• Work order
Scan the entries below. List each line with "value".

________________________________________

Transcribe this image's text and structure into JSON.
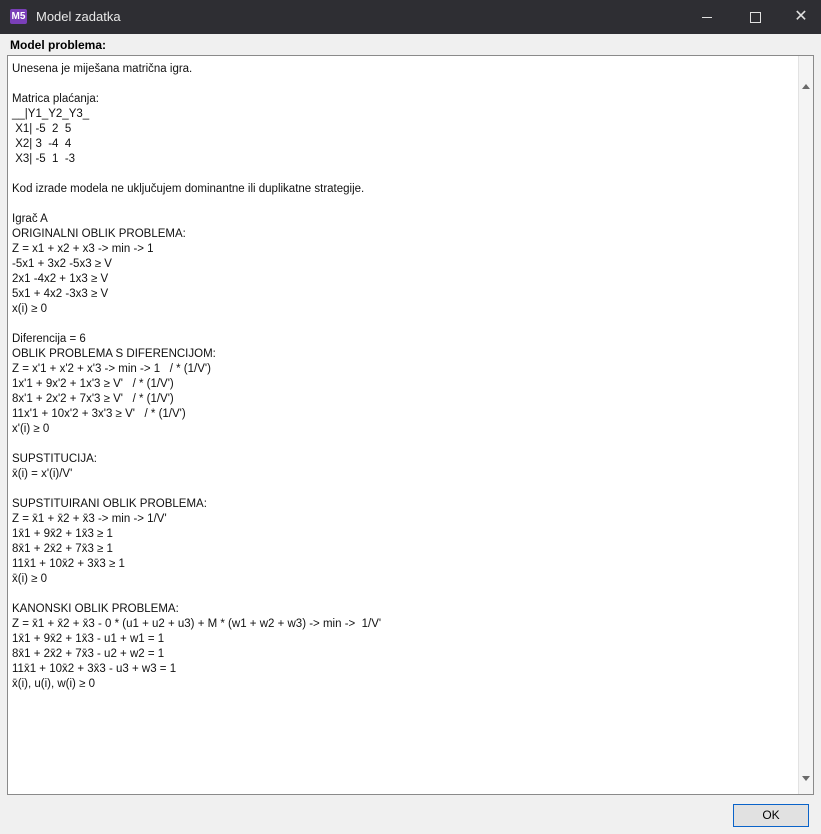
{
  "window": {
    "title": "Model zadatka",
    "app_icon_text": "M5",
    "minimize_glyph": "–",
    "maximize_glyph": "□",
    "close_glyph": "✕"
  },
  "section_label": "Model problema:",
  "problem_text": "Unesena je miješana matrična igra.\n\nMatrica plaćanja:\n__|Y1_Y2_Y3_\n X1| -5  2  5\n X2| 3  -4  4\n X3| -5  1  -3\n\nKod izrade modela ne uključujem dominantne ili duplikatne strategije.\n\nIgrač A\nORIGINALNI OBLIK PROBLEMA:\nZ = x1 + x2 + x3 -> min -> 1\n-5x1 + 3x2 -5x3 ≥ V\n2x1 -4x2 + 1x3 ≥ V\n5x1 + 4x2 -3x3 ≥ V\nx(i) ≥ 0\n\nDiferencija = 6\nOBLIK PROBLEMA S DIFERENCIJOM:\nZ = x'1 + x'2 + x'3 -> min -> 1   / * (1/V')\n1x'1 + 9x'2 + 1x'3 ≥ V'   / * (1/V')\n8x'1 + 2x'2 + 7x'3 ≥ V'   / * (1/V')\n11x'1 + 10x'2 + 3x'3 ≥ V'   / * (1/V')\nx'(i) ≥ 0\n\nSUPSTITUCIJA:\nx̄(i) = x'(i)/V'\n\nSUPSTITUIRANI OBLIK PROBLEMA:\nZ = x̄1 + x̄2 + x̄3 -> min -> 1/V'\n1x̄1 + 9x̄2 + 1x̄3 ≥ 1\n8x̄1 + 2x̄2 + 7x̄3 ≥ 1\n11x̄1 + 10x̄2 + 3x̄3 ≥ 1\nx̄(i) ≥ 0\n\nKANONSKI OBLIK PROBLEMA:\nZ = x̄1 + x̄2 + x̄3 - 0 * (u1 + u2 + u3) + M * (w1 + w2 + w3) -> min ->  1/V'\n1x̄1 + 9x̄2 + 1x̄3 - u1 + w1 = 1\n8x̄1 + 2x̄2 + 7x̄3 - u2 + w2 = 1\n11x̄1 + 10x̄2 + 3x̄3 - u3 + w3 = 1\nx̄(i), u(i), w(i) ≥ 0",
  "ok_button_label": "OK",
  "colors": {
    "titlebar": "#2e2e33",
    "app_icon": "#7a3fb8",
    "ok_border": "#0a63c9"
  }
}
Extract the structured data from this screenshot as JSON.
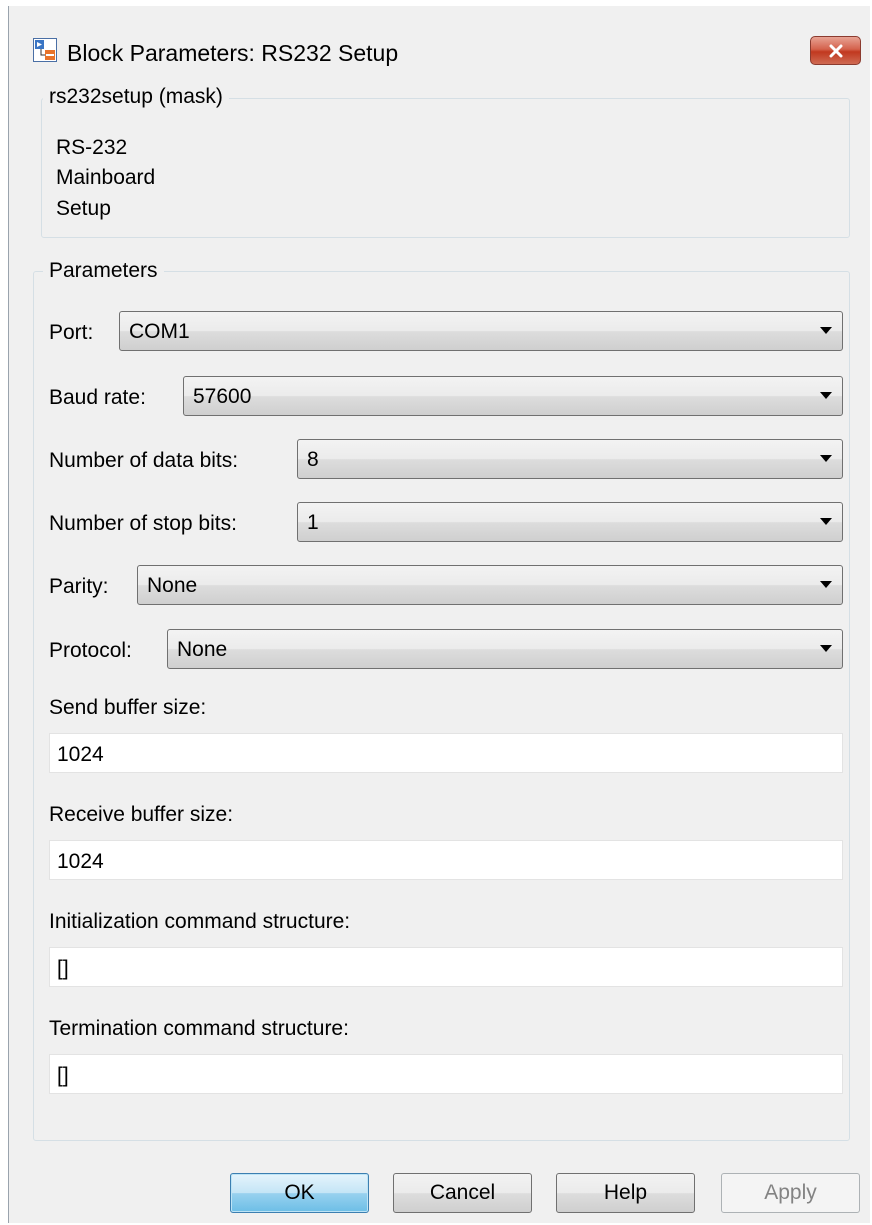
{
  "window": {
    "title": "Block Parameters: RS232 Setup",
    "close_icon": "close-icon"
  },
  "mask": {
    "legend": "rs232setup (mask)",
    "description_lines": [
      "RS-232",
      "Mainboard",
      "Setup"
    ]
  },
  "parameters": {
    "legend": "Parameters",
    "port": {
      "label": "Port:",
      "value": "COM1"
    },
    "baud_rate": {
      "label": "Baud rate:",
      "value": "57600"
    },
    "data_bits": {
      "label": "Number of data bits:",
      "value": "8"
    },
    "stop_bits": {
      "label": "Number of stop bits:",
      "value": "1"
    },
    "parity": {
      "label": "Parity:",
      "value": "None"
    },
    "protocol": {
      "label": "Protocol:",
      "value": "None"
    },
    "send_buffer": {
      "label": "Send buffer size:",
      "value": "1024"
    },
    "receive_buffer": {
      "label": "Receive buffer size:",
      "value": "1024"
    },
    "init_command": {
      "label": "Initialization command structure:",
      "value": "[]"
    },
    "term_command": {
      "label": "Termination command structure:",
      "value": "[]"
    }
  },
  "buttons": {
    "ok": "OK",
    "cancel": "Cancel",
    "help": "Help",
    "apply": "Apply"
  },
  "colors": {
    "dialog_background": "#f0f0f0",
    "default_button_accent": "#98d1ef",
    "close_button_accent": "#c1381f"
  }
}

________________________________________

• Completed exercise
      "value": "COM1"
      "value": "57600"
      "value": "8"
      "value": "1"
      "value": "None"
      "value": "None"
      "value": "1024"
      "value": "1024"
      "value": "[]"
      "value": "[]"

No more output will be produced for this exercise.